When the first edition of Raincoast Chronicles was produced by a couple of novice publishers in the unlikely location of Pender Harbour in 1972, it boldly announced that it was going “to put BC character on the record.” Printed in sepia ink and decorated with the rococo flourishes characteristic of that extravagant era, the unclassifiable journal-c*m-serial-book about life on the BC coast struck a nerve and in time became something very close to what it set out to be—a touchstone of British Columbia identity. Soon the term “Raincoast,” which had been coined by the editors, was appearing on boats, puppet theatres, interior decorating firms and at least one other publishing enterprise.

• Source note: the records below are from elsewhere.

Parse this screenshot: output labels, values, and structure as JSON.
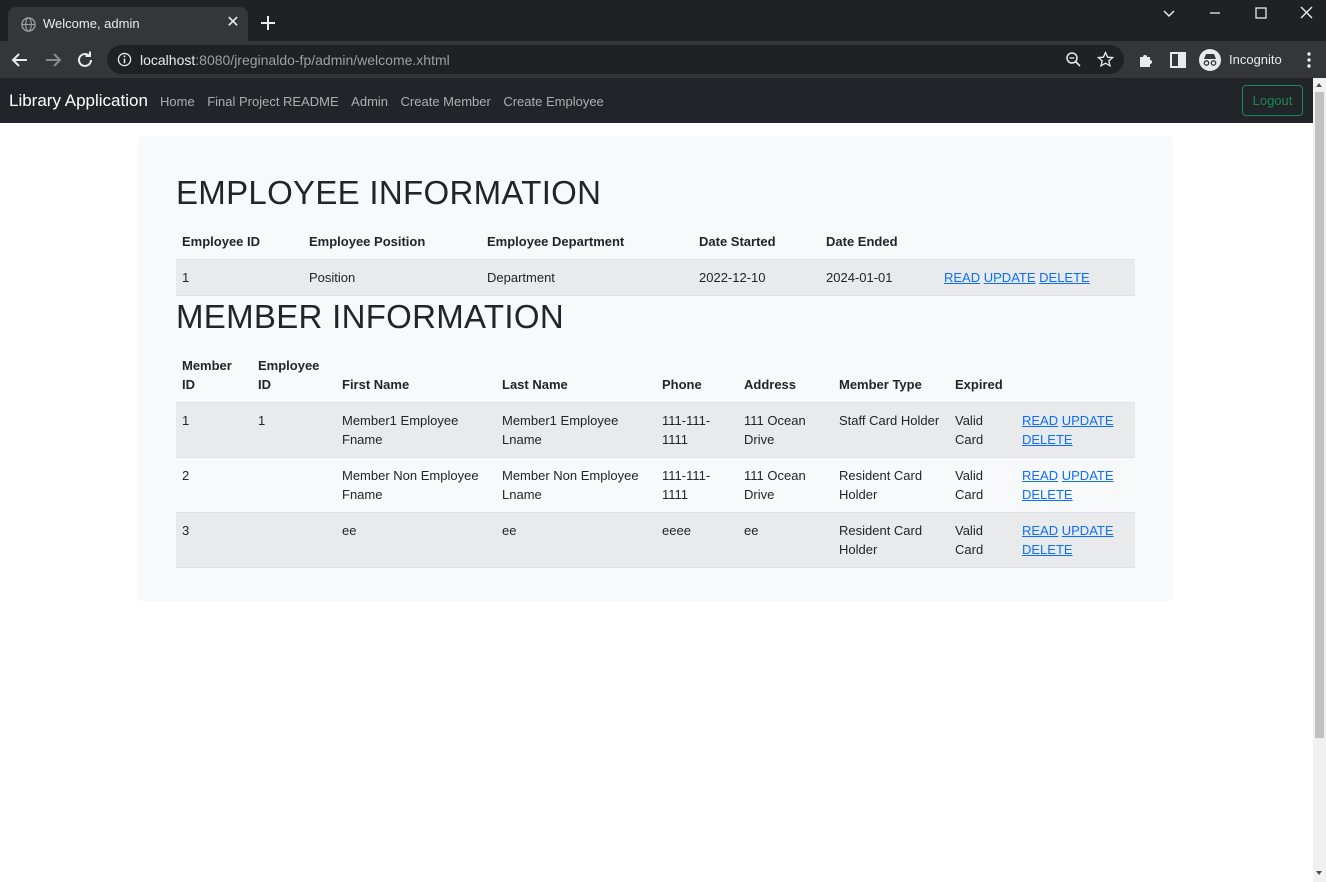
{
  "browser": {
    "tab_title": "Welcome, admin",
    "url_host": "localhost",
    "url_rest": ":8080/jreginaldo-fp/admin/welcome.xhtml",
    "profile_label": "Incognito"
  },
  "navbar": {
    "brand": "Library Application",
    "links": [
      "Home",
      "Final Project README",
      "Admin",
      "Create Member",
      "Create Employee"
    ],
    "logout_label": "Logout"
  },
  "employee_section": {
    "heading": "EMPLOYEE INFORMATION",
    "columns": [
      "Employee ID",
      "Employee Position",
      "Employee Department",
      "Date Started",
      "Date Ended",
      ""
    ],
    "rows": [
      {
        "id": "1",
        "position": "Position",
        "department": "Department",
        "started": "2022-12-10",
        "ended": "2024-01-01",
        "read": "READ",
        "update": "UPDATE",
        "delete": "DELETE"
      }
    ]
  },
  "member_section": {
    "heading": "MEMBER INFORMATION",
    "columns": [
      "Member ID",
      "Employee ID",
      "First Name",
      "Last Name",
      "Phone",
      "Address",
      "Member Type",
      "Expired",
      ""
    ],
    "rows": [
      {
        "member_id": "1",
        "employee_id": "1",
        "first": "Member1 Employee Fname",
        "last": "Member1 Employee Lname",
        "phone": "111-111-1111",
        "address": "111 Ocean Drive",
        "type": "Staff Card Holder",
        "expired": "Valid Card",
        "read": "READ",
        "update": "UPDATE",
        "delete": "DELETE"
      },
      {
        "member_id": "2",
        "employee_id": "",
        "first": "Member Non Employee Fname",
        "last": "Member Non Employee Lname",
        "phone": "111-111-1111",
        "address": "111 Ocean Drive",
        "type": "Resident Card Holder",
        "expired": "Valid Card",
        "read": "READ",
        "update": "UPDATE",
        "delete": "DELETE"
      },
      {
        "member_id": "3",
        "employee_id": "",
        "first": "ee",
        "last": "ee",
        "phone": "eeee",
        "address": "ee",
        "type": "Resident Card Holder",
        "expired": "Valid Card",
        "read": "READ",
        "update": "UPDATE",
        "delete": "DELETE"
      }
    ]
  },
  "colors": {
    "navbar_bg": "#212529",
    "link": "#0d6efd",
    "logout": "#198754",
    "content_bg": "#f8f9fa"
  }
}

Raincoast Chronicles also created another publishing enterprise—Harbour Publishing. Many of the stories that started out as articles in the Chronicles grew into books and so the White family was more or less forced to get into book publishing to deal with them. That undertaking went on to publish some six hundred books (and counting!) about every possible aspect of BC and, in 2014, celebrated its fortieth anniversary in the biz. To honour that occasion this special double issue of Raincoast Chronicles takes a tour down memory lane, selecting a trove of the most outstanding stories in all those Harbour books and republishing them in one volume.

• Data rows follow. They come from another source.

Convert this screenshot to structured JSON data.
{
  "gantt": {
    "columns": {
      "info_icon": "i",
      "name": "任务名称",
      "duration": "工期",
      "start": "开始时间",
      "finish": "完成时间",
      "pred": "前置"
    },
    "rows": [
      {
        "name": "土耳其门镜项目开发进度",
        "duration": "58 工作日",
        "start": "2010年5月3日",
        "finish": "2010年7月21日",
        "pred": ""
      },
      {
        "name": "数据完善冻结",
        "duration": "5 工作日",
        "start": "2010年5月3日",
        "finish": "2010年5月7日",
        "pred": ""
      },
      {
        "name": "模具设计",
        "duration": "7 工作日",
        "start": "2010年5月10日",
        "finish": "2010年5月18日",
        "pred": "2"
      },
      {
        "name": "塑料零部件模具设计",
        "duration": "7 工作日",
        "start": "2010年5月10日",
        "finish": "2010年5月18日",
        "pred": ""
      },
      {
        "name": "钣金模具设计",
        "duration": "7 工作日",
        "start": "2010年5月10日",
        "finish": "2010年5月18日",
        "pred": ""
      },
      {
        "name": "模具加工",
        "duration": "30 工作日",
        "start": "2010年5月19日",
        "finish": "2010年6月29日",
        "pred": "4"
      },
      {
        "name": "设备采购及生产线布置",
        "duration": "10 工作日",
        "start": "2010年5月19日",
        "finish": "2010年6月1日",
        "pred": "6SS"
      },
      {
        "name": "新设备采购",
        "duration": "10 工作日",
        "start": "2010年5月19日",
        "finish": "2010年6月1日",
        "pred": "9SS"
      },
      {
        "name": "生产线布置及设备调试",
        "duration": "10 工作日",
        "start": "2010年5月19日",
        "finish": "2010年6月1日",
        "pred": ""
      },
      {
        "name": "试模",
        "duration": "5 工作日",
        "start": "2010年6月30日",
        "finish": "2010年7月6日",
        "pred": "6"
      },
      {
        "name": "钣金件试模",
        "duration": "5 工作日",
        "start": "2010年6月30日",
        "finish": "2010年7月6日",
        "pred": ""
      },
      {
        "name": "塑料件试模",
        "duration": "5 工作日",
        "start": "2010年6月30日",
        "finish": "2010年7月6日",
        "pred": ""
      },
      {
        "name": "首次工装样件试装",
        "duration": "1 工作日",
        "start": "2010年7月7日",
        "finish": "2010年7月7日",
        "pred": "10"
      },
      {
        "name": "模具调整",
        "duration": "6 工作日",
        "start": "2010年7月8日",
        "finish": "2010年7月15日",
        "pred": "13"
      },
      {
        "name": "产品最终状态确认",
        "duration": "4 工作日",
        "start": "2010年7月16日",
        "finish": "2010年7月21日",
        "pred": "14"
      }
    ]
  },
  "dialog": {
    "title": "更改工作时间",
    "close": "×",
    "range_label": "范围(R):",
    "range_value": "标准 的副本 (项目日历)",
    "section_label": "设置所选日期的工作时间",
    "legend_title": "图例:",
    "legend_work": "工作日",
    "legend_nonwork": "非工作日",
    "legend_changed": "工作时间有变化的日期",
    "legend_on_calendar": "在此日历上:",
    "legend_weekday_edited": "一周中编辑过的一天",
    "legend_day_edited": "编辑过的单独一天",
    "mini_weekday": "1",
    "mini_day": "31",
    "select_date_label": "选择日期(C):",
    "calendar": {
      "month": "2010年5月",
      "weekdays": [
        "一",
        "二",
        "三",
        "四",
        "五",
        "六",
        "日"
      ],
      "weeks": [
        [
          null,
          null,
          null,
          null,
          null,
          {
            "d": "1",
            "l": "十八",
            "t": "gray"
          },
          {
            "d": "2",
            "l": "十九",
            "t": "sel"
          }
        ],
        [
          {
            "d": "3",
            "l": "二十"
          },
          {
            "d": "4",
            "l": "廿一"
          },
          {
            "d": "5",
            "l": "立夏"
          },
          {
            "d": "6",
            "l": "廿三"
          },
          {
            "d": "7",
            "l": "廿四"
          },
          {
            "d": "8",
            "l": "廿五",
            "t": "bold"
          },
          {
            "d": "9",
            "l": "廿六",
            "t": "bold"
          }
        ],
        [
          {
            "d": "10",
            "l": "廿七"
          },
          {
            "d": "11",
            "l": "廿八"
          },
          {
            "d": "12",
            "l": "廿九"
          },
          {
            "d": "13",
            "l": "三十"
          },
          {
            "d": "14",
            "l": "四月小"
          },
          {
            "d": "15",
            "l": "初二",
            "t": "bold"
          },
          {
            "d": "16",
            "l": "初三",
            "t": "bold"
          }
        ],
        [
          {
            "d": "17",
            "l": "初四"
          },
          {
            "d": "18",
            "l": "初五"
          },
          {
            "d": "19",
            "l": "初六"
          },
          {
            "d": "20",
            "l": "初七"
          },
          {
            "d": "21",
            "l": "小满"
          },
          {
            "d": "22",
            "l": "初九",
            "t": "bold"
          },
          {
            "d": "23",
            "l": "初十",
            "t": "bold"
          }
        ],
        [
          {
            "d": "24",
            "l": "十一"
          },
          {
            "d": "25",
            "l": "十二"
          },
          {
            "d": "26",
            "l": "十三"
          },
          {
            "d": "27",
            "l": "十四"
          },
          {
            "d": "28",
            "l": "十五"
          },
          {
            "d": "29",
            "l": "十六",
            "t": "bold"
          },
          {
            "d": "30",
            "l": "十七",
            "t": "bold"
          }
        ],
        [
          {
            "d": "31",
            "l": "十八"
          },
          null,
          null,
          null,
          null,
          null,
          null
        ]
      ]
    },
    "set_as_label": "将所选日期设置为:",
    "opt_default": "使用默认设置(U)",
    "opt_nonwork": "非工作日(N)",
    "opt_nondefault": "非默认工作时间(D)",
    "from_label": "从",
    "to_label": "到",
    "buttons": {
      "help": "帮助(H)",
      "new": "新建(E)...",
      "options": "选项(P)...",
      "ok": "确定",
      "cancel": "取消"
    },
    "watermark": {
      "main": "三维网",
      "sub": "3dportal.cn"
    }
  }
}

Here are some of Canada’s most exciting and iconic writers—Al Purdy, Anne Cameron, Edith Iglauer, Patrick Lane and Grant Lawrence, to start a long list. Here also are stories of disasters at sea, scarcely believable bush plane feats, eerie events at coastal ghost towns and a First Nations elder who has seen so many sasquatches he finds them sort of boring. Full of great drawings and photos, this jumbo anniversary edition of Raincoast Chronicles is a feast of great Pacific Northwest storytelling.